I’ve worked at my job full-time for 25 years. When I was hired, my employers explained among other things, the pay schedule—which changed over the years from monthly to bi-monthly, to every other week. They delivered faithfully. Never once did it cross my mind that if could be any other way.
In Matt. 5: 19-34 Jesus talks about God supplying what we need from food to clothing. He builds the argument with pictures: “Look at the birds of the air; they do not sow or reap or store away in barns, and yet your heavenly Father feeds them;” and, “If that is how God clothes the grass of the field, which is here today and tomorrow is thrown into the fire, will he not much more clothe you…?”
I naturally tend to worry about this or that. (Hate change to begin with.) As a result I have understood “Do not worry” to be just another commandment to be burdened with. In fact most sermons on the subject treat it as such—justifying Jesus’ discourse with his closing reasoning, “Therefore do not worry about tomorrow, for tomorrow will worry about itself. Each day has enough trouble of its own.” (Any good psychologist could have told me that).
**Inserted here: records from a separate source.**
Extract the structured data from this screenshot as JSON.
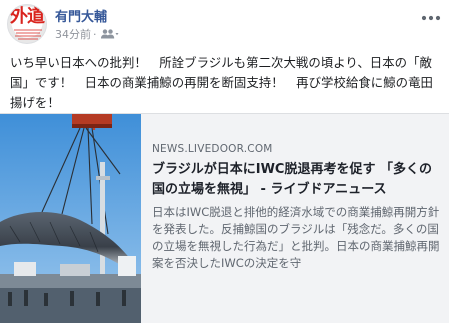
{
  "post": {
    "author": "有門大輔",
    "time": "34分前",
    "separator": "·",
    "avatar_text": "外道",
    "text": "いち早い日本への批判！　所詮ブラジルも第二次大戦の頃より、日本の「敵国」です！　日本の商業捕鯨の再開を断固支持！　再び学校給食に鯨の竜田揚げを！"
  },
  "icons": {
    "privacy": "people-icon",
    "more": "more-options-icon"
  },
  "link_card": {
    "domain": "NEWS.LIVEDOOR.COM",
    "title": "ブラジルが日本にIWC脱退再考を促す 「多くの国の立場を無視」 - ライブドアニュース",
    "description": "日本はIWC脱退と排他的経済水域での商業捕鯨再開方針を発表した。反捕鯨国のブラジルは「残念だ。多くの国の立場を無視した行為だ」と批判。日本の商業捕鯨再開案を否決したIWCの決定を守"
  },
  "colors": {
    "author": "#365899",
    "meta": "#90949c",
    "card_bg": "#f2f3f5"
  }
}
But the thrust of Jesus’ argument is, “Seek first his kingdom and his righteousness, and all these things will be given to you as well.”
So like my paycheck, “Do not worry,” is about God’s faithful provision, and a conclusion—not a commandment.
And Jesus wasn’t talking about worry. He was talking about trust.
Peter uses the same tact in his first letter. Though it seems he is talking about marriage and employment behavior, he’s really talking about trust. Removing the apparent commandments to “do this,” or “be that” from the context in chapters 1-4 (the, “do not worry” phrases), it reads as an inspiring epistle of encouragement.
And his advice on servants, husbands and wives are applications of two thoughts: “When they hurled their insults at him, he did not retaliate; when he suffered, he made no threats. Instead, he entrusted himself to him who judges justly” (1 Peter 2: 23); and “Therefore, since Christ suffered in his body, arm yourselves also with the same attitude, because whoever suffers in the body is done with sin. As a result, they do not live the rest of their earthly lives for evil human desires, but rather for the will of God“ 1 Peter 4: 1,2).
Like seeking first the kingdom of God, we “entrust” ourselves to God. to make any judgments. Not our job.